HC Deb 12 November 1974 vol 881 cc278-80

Let me sum up the economic effects of this Budget. To start with, I have taken action which was necessary and urgent to improve the financial position of industrial and commercial companies. Taking together the relaxations of the Price Code and the relief of corporation tax on stocks, I reckon that the financial benefit to companies next year will be about Ell billion. This is a very substantial improvement and should go a long way to prevent the closures, redundancies and investment cuts which have been threatening to fall upon us.

Given this relief to companies, together with the other changes which I have announced, the growth of total output in the period ahead is forecast at about 2 per cent. per annum. This reflects a slight weakening in the pressure of demand and would mean some increase in unemployment. Much will depend on the development of the world economic situation, on which there is a great deal of uncertainty, but our present forecast, which includes the effects of the present Budget, predicts that the rise in unemployment will be modest and its level will remain well below 1 million.

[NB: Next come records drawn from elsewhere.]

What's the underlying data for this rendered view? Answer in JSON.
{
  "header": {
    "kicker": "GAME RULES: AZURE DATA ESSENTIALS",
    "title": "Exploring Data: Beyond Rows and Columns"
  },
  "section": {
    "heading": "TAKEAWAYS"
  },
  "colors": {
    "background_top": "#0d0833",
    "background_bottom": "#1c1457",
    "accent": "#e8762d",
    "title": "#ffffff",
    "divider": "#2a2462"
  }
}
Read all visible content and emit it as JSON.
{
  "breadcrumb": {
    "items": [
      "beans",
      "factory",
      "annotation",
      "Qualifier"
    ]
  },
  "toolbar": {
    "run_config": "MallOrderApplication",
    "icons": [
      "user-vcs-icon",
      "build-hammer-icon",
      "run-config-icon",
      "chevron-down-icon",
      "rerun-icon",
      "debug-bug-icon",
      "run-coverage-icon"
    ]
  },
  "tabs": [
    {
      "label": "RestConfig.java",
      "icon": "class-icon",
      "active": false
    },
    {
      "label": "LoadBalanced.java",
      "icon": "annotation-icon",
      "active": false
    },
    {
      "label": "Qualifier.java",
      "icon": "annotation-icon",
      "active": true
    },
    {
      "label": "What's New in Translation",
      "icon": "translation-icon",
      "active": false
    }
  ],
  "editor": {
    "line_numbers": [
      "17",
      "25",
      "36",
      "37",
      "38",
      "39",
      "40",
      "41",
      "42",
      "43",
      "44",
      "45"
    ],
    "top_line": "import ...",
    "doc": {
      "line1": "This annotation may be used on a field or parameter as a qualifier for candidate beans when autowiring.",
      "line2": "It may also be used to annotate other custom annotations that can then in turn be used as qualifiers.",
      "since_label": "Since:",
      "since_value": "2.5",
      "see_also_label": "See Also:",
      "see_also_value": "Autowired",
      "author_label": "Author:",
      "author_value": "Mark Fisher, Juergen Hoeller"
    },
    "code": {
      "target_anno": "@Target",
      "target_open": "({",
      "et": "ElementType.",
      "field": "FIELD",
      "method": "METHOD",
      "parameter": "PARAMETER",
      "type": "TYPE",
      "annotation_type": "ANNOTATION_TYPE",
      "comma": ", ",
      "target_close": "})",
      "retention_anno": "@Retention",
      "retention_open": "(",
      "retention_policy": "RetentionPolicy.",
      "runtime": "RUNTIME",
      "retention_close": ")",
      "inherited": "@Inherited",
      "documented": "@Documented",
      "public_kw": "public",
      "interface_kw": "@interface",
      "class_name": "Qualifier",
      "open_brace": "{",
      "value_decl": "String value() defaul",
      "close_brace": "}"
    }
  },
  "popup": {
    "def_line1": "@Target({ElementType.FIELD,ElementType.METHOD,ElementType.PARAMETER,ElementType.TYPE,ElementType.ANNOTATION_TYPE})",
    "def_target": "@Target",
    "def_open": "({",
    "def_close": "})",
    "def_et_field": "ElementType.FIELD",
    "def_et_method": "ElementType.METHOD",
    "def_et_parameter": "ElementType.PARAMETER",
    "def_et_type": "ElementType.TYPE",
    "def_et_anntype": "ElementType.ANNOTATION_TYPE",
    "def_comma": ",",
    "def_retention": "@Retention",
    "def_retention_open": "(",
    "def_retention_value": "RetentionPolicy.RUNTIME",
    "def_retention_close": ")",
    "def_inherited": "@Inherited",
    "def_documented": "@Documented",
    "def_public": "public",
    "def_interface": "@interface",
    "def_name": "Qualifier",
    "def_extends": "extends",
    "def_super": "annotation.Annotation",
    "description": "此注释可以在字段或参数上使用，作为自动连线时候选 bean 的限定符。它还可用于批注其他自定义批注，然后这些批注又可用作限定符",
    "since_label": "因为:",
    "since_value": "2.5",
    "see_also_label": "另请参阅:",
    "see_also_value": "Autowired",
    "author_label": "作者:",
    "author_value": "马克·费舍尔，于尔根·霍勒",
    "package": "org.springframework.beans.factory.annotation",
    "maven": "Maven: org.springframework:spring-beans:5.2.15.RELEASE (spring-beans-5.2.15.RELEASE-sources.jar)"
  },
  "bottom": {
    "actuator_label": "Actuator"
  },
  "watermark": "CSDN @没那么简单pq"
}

The relaxation of the Price Code and the increase in the value added tax on petrol will, of course, raise the retail price index: the effect by the middle of next year I estimate at a little over 1½ per cent. If we are to correct the large structural distortions which have affected our economy over recent years, with too much going into consumption and too little into investment and exports, it is inevitable that from time to time steps should be taken which will raise consumer prices. There is no escape from this. But what can be done is to protect those consumers who are least able to bear the burden. This I have tried to do through the increase in family allowances, the April uprating of social security benefits and the new tax allowance for the elderly.

Finally, there is the effect of all this on the borrowing requirement. The net effect of the measures which I have announced today is to increase the borrowing requirement by about £800 million, the whole of which will be matched by a corresponding improvement in the financial position of the company sector. It cannot, therefore, be judged in the same way as an increase in the public sector deficit which is undertaken in order to stimulate consumption. In this instance, the public sector will have to borrow more in order to reduce the borrowing needs of industry to tolerable limits, in order to enable industry to continue to perform its functions in the normal manner.

In saying this, I do not wish to disguise the fact that I regard the resulting public sector borrowing requirement—£6,300 million—as a disturbingly large figure which one would never accept in normal circumstances. But in present circumstances, if I had made an attempt to close it, whether by cuts in public expenditure or by increases in taxation, the result could only have been a large fall in our national output and a massive increase in unemployment. This is because, for reasons which I explained earlier today, a large balance of payments deficit is inevitable in the present circumstances, and a large public sector deficit is the inevitable counterpart of this, given that the private sector as a whole cannot be in substantial deficit without grave consequences.

What matters is that a public sector deficit should not be allowed to become so large that its very existence causes a pressure on resources, a further deterioration in our balance of payments and a dis- proportionate increase in the money supply. I see no reason why the public sector deficit this year should involve any of these consequences. If our policies as a whole represent a reasonable response to our present situation, as I believe they do, it is something we just have to accept.

I think that the House will admit that there has rarely been a time when it was more difficult for a British Chancellor to achieve a proper balance between the five objectives he must always seek to reconcile—full employment, economic growth, social justice, stable prices and external equilibrium. Some may feel that the full scale of the crisis should have been brought home to people more directly by swingeing increases in taxation or disruptive cuts in public expenditure. If so, I hope that they will tell us during the debate. But this could only bring mass unemployment in its train, with political, economic and social consequences I hope none of us would welcome.

Indeed, in other circumstances the massive deflationary effect of the oil price increase and the fall-off in world trade might have made more reflation desirable. As it is, the expected short-fall in demand compared with the capacity of our economy gives us all the room we can use for a substantial growth of exports. Again, the increase in prices which must result from our reaction to the world situation might justify more help to the worse off if the consequent increases in taxation were not incompatible with a voluntary policy for incomes.

As it is, I have struck a balance which I dare say will satisfy nobody completely. But I believe that in our present situation it provides a sound foundation for that fundamental reconstruction of our economy which we need. In that sense, I ask the House to approve it as a basis on which all sections of our people can combine in a united national effort to restore Britain to the place she should have in the world.

Mr. Deputy Speaker (Mr. George Thomas)

Before I propose the Question on the first motion, I remind the House that the debate today and on succeeding days takes place on this motion. The Questions on the b remaining motions will not be put until the conclusion of the debate on Thursday.